I read that Law Society chief executive Desmond Hudson sees the changes in low-value RTA litigation as ‘serious.’ He notes ‘all the spurious talk about fraudulent claims’.

I can see his point but, having defended fraudulent insurance claims for the past 16 years, I can assure him that the continuing fraud pandemic is anything but spurious. We can argue about how to address this, but it was inevitable that change would result.

That said, I do not recall too much indignation when, for example, the 100% costs uplift was introduced. Many objectively minded members of the profession will not be mourning the passing of that pernicious little rule.
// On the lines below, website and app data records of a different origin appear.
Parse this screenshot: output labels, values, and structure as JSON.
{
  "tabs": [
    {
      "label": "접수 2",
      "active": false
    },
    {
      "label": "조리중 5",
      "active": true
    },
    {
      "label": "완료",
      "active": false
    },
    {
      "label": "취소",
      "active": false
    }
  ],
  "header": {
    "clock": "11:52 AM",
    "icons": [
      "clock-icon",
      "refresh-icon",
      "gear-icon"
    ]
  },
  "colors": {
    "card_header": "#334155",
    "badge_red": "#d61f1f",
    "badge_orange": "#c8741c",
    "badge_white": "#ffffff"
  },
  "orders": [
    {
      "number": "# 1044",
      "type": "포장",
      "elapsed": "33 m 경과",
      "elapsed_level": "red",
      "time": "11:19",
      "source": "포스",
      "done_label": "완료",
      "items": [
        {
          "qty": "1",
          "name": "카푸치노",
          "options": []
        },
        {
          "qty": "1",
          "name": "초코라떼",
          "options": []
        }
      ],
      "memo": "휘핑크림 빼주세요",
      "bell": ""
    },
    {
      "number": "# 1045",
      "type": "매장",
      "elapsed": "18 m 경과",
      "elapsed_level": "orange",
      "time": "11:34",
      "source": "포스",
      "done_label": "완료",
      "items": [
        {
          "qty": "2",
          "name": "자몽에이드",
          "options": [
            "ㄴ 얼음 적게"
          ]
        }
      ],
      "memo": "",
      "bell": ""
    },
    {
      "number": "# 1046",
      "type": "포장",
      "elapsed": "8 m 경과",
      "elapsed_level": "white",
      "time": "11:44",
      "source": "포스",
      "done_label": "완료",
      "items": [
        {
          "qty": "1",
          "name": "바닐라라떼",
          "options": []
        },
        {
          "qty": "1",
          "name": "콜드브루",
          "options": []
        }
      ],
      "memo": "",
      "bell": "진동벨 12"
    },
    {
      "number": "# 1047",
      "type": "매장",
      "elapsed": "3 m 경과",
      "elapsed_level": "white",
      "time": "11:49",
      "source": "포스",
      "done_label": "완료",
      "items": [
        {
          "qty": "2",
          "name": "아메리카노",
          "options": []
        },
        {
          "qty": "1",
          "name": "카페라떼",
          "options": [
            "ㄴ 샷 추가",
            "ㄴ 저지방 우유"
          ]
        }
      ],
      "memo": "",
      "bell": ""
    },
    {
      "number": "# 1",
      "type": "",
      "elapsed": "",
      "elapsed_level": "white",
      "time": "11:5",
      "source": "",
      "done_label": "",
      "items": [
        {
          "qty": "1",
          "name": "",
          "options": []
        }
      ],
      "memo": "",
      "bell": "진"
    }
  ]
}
In most other jurisdictions, I am told, claimant lawyers make a charge which invariably comes out of damages. If, for whatever reason, the UK comes into line, I do not understand what the fuss is about.

But, in accordance with the current vogue, it is mandatory to produce a self-defined victim group to support one’s stance. Sure enough, ‘many innocent victims with real, debilitating injuries will lose out’. Will they really? If innocent victims exist, by definition there must also be guilty victims. I am not entirely sure what they are, but suspect that they should lose out.

There is a continuing and longstanding deluge of dubious claims for non-existent injury. In many instances, the vast bulk of the damages goes to the hire/management companies. We, as lawyers, should face the uncomfortable truth that we have played too great a part in nurturing that situation.

James Pinder, DWF, Preston